Problem statement —
Wherever the string "title" appears in the entries below, return the line that holds it.

Data in this exercise —
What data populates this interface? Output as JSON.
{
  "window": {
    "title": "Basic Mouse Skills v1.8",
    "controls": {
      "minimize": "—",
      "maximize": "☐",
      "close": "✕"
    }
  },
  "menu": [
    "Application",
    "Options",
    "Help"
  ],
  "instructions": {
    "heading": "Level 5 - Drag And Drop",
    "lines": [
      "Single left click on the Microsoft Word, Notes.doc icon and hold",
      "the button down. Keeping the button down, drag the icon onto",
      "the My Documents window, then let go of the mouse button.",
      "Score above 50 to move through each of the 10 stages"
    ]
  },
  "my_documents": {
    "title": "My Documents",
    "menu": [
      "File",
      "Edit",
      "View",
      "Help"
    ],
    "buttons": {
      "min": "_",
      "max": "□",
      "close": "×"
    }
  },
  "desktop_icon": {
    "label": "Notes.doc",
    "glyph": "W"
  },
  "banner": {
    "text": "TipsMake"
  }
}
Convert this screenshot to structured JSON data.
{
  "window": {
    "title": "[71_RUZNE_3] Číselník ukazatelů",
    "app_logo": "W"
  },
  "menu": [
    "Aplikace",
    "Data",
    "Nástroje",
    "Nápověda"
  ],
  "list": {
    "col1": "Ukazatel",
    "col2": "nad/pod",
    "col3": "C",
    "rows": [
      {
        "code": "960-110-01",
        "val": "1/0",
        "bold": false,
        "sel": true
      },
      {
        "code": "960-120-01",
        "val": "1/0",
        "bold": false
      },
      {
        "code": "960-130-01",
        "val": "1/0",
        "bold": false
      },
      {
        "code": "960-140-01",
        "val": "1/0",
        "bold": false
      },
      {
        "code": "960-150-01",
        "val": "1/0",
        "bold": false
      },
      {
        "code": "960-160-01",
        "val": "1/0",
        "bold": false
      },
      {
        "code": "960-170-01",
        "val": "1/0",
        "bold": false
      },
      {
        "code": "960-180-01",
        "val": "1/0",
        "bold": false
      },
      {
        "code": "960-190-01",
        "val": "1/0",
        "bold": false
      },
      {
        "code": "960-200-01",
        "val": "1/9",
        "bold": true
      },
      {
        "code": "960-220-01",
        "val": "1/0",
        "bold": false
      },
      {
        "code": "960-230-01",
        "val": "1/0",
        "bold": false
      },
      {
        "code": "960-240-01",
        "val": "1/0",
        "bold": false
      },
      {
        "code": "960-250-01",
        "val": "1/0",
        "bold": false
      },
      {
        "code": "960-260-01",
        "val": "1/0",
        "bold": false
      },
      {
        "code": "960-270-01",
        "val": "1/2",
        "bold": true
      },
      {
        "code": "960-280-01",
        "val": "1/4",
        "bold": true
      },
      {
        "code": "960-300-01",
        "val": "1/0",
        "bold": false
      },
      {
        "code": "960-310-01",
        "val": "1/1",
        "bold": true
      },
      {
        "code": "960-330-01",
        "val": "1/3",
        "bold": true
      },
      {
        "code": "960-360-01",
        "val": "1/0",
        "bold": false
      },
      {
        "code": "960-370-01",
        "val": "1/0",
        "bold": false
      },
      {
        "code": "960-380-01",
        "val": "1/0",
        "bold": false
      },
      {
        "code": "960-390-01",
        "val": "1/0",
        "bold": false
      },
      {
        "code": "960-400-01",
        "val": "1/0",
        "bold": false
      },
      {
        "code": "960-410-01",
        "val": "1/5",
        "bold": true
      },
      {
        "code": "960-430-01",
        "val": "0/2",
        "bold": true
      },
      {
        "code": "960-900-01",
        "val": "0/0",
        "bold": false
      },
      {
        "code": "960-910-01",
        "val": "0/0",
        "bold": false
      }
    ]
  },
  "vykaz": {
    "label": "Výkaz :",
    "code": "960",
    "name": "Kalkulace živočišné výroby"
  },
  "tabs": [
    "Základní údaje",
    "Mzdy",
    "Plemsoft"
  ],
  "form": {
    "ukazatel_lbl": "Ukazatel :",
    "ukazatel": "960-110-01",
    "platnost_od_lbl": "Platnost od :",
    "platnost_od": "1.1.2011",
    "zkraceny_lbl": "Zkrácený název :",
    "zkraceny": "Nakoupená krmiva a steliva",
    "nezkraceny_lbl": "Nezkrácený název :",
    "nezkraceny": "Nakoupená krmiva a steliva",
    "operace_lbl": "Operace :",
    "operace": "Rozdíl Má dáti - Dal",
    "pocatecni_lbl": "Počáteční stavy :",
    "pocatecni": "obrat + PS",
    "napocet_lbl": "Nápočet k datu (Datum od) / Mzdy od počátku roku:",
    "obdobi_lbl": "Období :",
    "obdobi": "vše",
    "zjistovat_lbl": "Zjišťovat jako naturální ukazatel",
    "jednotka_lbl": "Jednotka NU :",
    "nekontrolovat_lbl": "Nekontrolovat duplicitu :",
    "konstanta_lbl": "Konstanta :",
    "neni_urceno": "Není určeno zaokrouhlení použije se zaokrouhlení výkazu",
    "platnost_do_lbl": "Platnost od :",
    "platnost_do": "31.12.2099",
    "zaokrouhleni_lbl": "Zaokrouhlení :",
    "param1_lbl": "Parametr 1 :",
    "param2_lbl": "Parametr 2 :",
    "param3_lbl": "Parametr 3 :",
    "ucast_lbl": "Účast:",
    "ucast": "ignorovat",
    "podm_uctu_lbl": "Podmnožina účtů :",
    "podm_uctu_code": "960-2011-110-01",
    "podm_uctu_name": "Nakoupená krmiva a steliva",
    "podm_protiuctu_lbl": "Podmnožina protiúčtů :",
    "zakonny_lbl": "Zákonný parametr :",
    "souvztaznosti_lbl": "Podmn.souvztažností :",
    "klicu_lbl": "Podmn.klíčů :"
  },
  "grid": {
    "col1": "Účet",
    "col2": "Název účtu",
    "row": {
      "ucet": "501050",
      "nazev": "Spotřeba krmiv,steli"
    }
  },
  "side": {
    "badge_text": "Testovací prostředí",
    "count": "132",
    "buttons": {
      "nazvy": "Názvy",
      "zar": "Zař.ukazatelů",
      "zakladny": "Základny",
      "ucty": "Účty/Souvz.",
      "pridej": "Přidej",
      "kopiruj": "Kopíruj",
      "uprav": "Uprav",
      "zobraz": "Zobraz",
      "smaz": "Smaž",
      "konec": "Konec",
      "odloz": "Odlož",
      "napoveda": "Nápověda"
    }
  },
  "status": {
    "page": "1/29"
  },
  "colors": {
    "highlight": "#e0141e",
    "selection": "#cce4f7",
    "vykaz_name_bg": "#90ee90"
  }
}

Task response —
    "title": "Basic Mouse Skills v1.8",
    "title": "My Documents",
    "title": "[71_RUZNE_3] Číselník ukazatelů",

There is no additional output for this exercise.